● Work request:
Copy out the listing below, keeping every character as is.

● Dataset:
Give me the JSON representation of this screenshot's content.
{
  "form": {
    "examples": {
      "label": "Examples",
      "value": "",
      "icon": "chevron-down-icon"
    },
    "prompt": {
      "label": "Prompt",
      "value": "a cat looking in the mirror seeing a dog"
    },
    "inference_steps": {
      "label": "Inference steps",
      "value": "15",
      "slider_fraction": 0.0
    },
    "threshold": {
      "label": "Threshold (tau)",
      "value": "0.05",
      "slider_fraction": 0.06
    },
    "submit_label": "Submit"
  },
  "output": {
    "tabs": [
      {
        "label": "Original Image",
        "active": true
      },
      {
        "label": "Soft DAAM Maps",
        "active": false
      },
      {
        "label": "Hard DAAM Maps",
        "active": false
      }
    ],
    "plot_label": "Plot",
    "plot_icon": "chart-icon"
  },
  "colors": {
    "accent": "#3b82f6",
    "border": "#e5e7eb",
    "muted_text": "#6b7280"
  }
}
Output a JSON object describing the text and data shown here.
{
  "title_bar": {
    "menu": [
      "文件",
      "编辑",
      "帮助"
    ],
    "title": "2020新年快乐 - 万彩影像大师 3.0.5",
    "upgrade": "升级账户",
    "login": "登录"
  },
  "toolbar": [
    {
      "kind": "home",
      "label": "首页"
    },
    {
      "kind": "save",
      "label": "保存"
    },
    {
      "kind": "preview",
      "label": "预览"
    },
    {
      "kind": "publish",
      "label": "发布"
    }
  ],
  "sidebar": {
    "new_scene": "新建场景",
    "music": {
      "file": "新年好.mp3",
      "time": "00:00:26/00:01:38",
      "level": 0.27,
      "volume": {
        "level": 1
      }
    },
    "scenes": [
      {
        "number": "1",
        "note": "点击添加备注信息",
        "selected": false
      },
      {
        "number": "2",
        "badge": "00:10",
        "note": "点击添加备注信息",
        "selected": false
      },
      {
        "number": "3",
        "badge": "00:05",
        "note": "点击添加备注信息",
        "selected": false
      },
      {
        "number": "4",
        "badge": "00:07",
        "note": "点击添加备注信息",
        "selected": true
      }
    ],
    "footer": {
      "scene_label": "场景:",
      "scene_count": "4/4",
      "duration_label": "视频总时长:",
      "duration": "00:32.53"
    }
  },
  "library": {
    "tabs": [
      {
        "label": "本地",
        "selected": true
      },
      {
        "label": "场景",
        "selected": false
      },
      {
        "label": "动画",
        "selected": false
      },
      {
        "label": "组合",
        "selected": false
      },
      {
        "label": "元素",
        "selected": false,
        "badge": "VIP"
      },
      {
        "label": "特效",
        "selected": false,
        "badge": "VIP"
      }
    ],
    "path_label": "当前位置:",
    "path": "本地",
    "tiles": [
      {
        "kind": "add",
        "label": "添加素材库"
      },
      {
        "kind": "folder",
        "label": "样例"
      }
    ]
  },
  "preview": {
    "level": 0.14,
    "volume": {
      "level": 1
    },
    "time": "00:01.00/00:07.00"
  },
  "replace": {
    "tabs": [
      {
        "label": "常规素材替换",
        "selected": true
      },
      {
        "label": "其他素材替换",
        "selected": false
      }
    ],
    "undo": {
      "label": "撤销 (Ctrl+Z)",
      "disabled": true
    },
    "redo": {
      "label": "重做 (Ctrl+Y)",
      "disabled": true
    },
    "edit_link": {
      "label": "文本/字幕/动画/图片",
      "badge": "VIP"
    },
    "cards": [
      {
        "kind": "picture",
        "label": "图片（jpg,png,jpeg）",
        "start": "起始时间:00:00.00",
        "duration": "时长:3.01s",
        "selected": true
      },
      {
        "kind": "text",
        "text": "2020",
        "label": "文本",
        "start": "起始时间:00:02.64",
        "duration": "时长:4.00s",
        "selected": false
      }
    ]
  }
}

● Exercise answer:
Give me the JSON representation of this screenshot's content.
{
  "form": {
    "examples": {
      "label": "Examples",
      "value": "",
      "icon": "chevron-down-icon"
    },
    "prompt": {
      "label": "Prompt",
      "value": "a cat looking in the mirror seeing a dog"
    },
    "inference_steps": {
      "label": "Inference steps",
      "value": "15",
      "slider_fraction": 0.0
    },
    "threshold": {
      "label": "Threshold (tau)",
      "value": "0.05",
      "slider_fraction": 0.06
    },
    "submit_label": "Submit"
  },
  "output": {
    "tabs": [
      {
        "label": "Original Image",
        "active": true
      },
      {
        "label": "Soft DAAM Maps",
        "active": false
      },
      {
        "label": "Hard DAAM Maps",
        "active": false
      }
    ],
    "plot_label": "Plot",
    "plot_icon": "chart-icon"
  },
  "colors": {
    "accent": "#3b82f6",
    "border": "#e5e7eb",
    "muted_text": "#6b7280"
  }
}
Output a JSON object describing the text and data shown here.
{
  "title_bar": {
    "menu": [
      "文件",
      "编辑",
      "帮助"
    ],
    "title": "2020新年快乐 - 万彩影像大师 3.0.5",
    "upgrade": "升级账户",
    "login": "登录"
  },
  "toolbar": [
    {
      "kind": "home",
      "label": "首页"
    },
    {
      "kind": "save",
      "label": "保存"
    },
    {
      "kind": "preview",
      "label": "预览"
    },
    {
      "kind": "publish",
      "label": "发布"
    }
  ],
  "sidebar": {
    "new_scene": "新建场景",
    "music": {
      "file": "新年好.mp3",
      "time": "00:00:26/00:01:38",
      "level": 0.27,
      "volume": {
        "level": 1
      }
    },
    "scenes": [
      {
        "number": "1",
        "note": "点击添加备注信息",
        "selected": false
      },
      {
        "number": "2",
        "badge": "00:10",
        "note": "点击添加备注信息",
        "selected": false
      },
      {
        "number": "3",
        "badge": "00:05",
        "note": "点击添加备注信息",
        "selected": false
      },
      {
        "number": "4",
        "badge": "00:07",
        "note": "点击添加备注信息",
        "selected": true
      }
    ],
    "footer": {
      "scene_label": "场景:",
      "scene_count": "4/4",
      "duration_label": "视频总时长:",
      "duration": "00:32.53"
    }
  },
  "library": {
    "tabs": [
      {
        "label": "本地",
        "selected": true
      },
      {
        "label": "场景",
        "selected": false
      },
      {
        "label": "动画",
        "selected": false
      },
      {
        "label": "组合",
        "selected": false
      },
      {
        "label": "元素",
        "selected": false,
        "badge": "VIP"
      },
      {
        "label": "特效",
        "selected": false,
        "badge": "VIP"
      }
    ],
    "path_label": "当前位置:",
    "path": "本地",
    "tiles": [
      {
        "kind": "add",
        "label": "添加素材库"
      },
      {
        "kind": "folder",
        "label": "样例"
      }
    ]
  },
  "preview": {
    "level": 0.14,
    "volume": {
      "level": 1
    },
    "time": "00:01.00/00:07.00"
  },
  "replace": {
    "tabs": [
      {
        "label": "常规素材替换",
        "selected": true
      },
      {
        "label": "其他素材替换",
        "selected": false
      }
    ],
    "undo": {
      "label": "撤销 (Ctrl+Z)",
      "disabled": true
    },
    "redo": {
      "label": "重做 (Ctrl+Y)",
      "disabled": true
    },
    "edit_link": {
      "label": "文本/字幕/动画/图片",
      "badge": "VIP"
    },
    "cards": [
      {
        "kind": "picture",
        "label": "图片（jpg,png,jpeg）",
        "start": "起始时间:00:00.00",
        "duration": "时长:3.01s",
        "selected": true
      },
      {
        "kind": "text",
        "text": "2020",
        "label": "文本",
        "start": "起始时间:00:02.64",
        "duration": "时长:4.00s",
        "selected": false
      }
    ]
  }
}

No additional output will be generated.